UK fire statistics show that every year over 31 thousand houses have chimney fires. Many insurance companies will no longer pay out for claims made due to chimney fires unless the chimney has been swept by a professional chimney sweep and a recognised chimney sweeping certificate has been issued. To greatly mitigate this risk make sure a fully qualified chimney sweep regularly cleans your chimney and inspects your solid fuel appliance. By using a registered Guild of Master Sweeps professional you can be assured that you are in safe hands as we are trained and qualified to the highest standards and work to a code of practice, providing expert advice on all chimney problems.
Causes of Chimney Fires
• Solid fuel stoves and fireplaces are designed to safely contain and burn fuel, providing heat for your home. The chimneys that serve them have the job of expelling the exhaust fumes and substances given off from the burning fuel.
• As these substances rise up the chimney and cool down, condensation occurs and forms a creosote type residue that sticks to the chimney. Usually black or brown in appearance, it is highly combustible and in sufficient quantities can catch alight.
• Certain conditions encourage the problem; restricted air supply, unseasoned wood and cold chimney temperatures (especially external wall chimneys) are all factors that can accelerate the build-up of flammable residues.
Ways of Preventing a Chimney Fire
• Have your chimney swept regularly as recommended by a Guild of Master Sweeps qualified chimney sweep.
• Use seasoned woods only (dryness is more important than hard wood versus soft wood considerations).
• Build smaller, hotter fires that BURN more completely and produce less smoke.
• Never BURN cardboard boxes, waste paper, or Christmas trees; these can start a chimney fire.
• Burn Recommended fuels ONLY and NEVER use your fire as a waste paper bin. It has been proven that this practice starts chimney fires.
• Use only recommended fuels for your appliance and flue type (If you are unsure check your manufactures instruction or ask your stove supplier).
How Often Should My Chimney/Flu Be Cleaned
• Smokeless Coals: At least once a year
• Wood: Once a quarter when in use
• Bitumous Coal: Twice a year
• Oil: Once a year
• Gas: Once a year
Carbon Monoxide – The Silent Killer
Many people think that carbon monoxide only comes from gas appliances but the truth is that ANY fuel that burns creates carbon monoxide.
Invisible, odourless and tasteless – carbon monoxide (CO) is the deadly gas which lives up to its name as the silent killer. Exposure to even relatively low levels of this highly poisonous gas can cause brain damage or death!!! You cannot see, smell or taste it. If left undetected, it is deadly. Symptoms of CO poisoning are similar to those of viral infections which include drowsiness, weakness, headaches, nausea and pains in the chest. If anyone in your house has any of these symptoms when using any fossil fuelled appliance consult a doctor and stop using the appliance until it has been checked by either a qualified heating engineer or a Guild of Master Sweeps qualified chimney sweep.

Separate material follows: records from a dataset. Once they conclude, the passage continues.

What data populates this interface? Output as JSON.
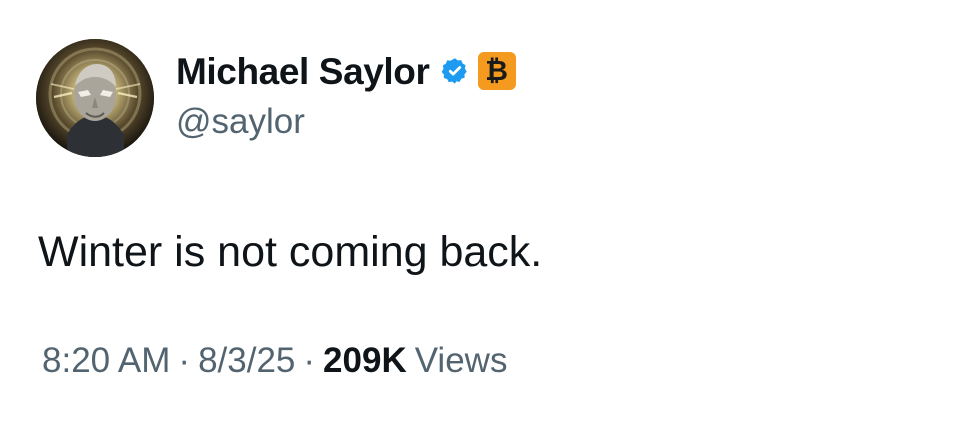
{
  "author": {
    "display_name": "Michael Saylor",
    "handle": "@saylor",
    "badge_icon": "verified-icon",
    "secondary_badge_text": "₿"
  },
  "tweet": {
    "text": "Winter is not coming back."
  },
  "meta": {
    "time": "8:20 AM",
    "separator_1": "·",
    "date": "8/3/25",
    "separator_2": "·",
    "views_count": "209K",
    "views_label": "Views"
  },
  "colors": {
    "background": "#ffffff",
    "text_primary": "#0f1419",
    "text_secondary": "#536471",
    "verified_blue": "#1d9bf0",
    "bitcoin_orange": "#f39a1f"
  }
}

Carbon monoxide can be produced where a gas (or other fuel, such as solid fuel or oil) appliance has not been correctly installed or serviced or a flu or chimney has become blocked. Tell-tale signs to look out for include sooting on the appliance, a yellow or orange lazy flame and excessive condensation in the room where the appliance is installed.
Simple Steps To Carbon Monoxide Safety

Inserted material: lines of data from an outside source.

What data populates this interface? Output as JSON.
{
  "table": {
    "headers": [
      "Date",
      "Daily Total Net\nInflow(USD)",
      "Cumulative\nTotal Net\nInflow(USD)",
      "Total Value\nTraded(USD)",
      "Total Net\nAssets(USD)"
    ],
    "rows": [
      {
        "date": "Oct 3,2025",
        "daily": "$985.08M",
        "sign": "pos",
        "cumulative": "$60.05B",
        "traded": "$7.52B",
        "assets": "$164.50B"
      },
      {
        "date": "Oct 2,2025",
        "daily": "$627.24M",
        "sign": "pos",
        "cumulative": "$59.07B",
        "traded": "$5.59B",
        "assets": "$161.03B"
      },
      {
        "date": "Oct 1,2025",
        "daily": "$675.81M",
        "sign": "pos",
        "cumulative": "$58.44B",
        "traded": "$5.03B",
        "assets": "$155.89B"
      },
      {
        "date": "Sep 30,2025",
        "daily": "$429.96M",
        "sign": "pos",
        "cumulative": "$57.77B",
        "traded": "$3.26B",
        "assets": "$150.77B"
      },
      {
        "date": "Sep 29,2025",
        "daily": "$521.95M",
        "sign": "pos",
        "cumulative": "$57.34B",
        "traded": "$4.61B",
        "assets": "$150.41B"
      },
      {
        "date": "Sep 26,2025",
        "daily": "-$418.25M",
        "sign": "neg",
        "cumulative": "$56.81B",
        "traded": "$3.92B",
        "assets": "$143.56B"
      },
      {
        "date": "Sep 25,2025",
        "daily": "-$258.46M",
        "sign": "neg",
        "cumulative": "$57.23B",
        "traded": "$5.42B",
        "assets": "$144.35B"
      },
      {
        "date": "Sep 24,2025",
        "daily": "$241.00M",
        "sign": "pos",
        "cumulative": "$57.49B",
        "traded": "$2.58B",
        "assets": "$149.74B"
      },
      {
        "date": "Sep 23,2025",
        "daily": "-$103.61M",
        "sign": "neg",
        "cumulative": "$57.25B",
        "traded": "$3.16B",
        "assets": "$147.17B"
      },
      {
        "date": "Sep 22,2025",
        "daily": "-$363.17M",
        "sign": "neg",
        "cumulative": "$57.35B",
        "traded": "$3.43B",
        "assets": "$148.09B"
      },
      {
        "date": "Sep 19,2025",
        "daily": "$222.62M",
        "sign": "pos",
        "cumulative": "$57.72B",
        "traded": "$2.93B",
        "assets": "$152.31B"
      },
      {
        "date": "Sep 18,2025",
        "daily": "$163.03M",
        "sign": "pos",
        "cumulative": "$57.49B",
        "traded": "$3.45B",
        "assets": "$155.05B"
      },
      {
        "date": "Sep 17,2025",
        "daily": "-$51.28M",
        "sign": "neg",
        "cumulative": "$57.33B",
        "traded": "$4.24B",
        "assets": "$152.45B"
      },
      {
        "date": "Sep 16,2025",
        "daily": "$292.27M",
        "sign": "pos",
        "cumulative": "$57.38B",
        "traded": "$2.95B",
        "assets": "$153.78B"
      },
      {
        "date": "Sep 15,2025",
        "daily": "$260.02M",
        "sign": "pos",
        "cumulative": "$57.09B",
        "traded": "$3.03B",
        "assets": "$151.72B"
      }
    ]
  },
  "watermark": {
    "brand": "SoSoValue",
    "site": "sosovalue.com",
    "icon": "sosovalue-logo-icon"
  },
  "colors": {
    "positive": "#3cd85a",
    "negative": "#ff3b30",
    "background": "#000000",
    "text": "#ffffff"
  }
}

To help protect your family from the dangers of carbon monoxide poisoning follow these simple steps:
• Ensure your chimney is regularly swept as recommended by a Guild of Master Sweeps qualified chimney sweep.
• Ensure all heating appliances are checked annually by a registered heating engineer!
• Be cautious when buying second hand appliances. Do not save on safety.
• Never be tempted to DIY with gas….it is a criminal offence to do so!
• Tell-tale danger signs include sooting around the appliance, a yellow or orange lazy flame and excessive condensation in the room where the appliance is installed.
• Switch off the appliance immediately and contact a doctor if you experience symptoms such as drowsiness, headaches, nausea or pains in the chest when using a heating appliance.
• If you live in rented accommodation insist to see your landlord’s gas safety certificate which shows the appliances he owns have been checked for safety by a ‘Gas Safe’ registered installer. Your landlord is legally obliged to provide you with written proof of these checks on an annual basis.
• Fit a Carbon Monoxide Monitor in your home. This can be done quickly and cheaply. Consult your Guild of Master Chimney Sweep qualified chimney sweep or consult a registered heating engineer.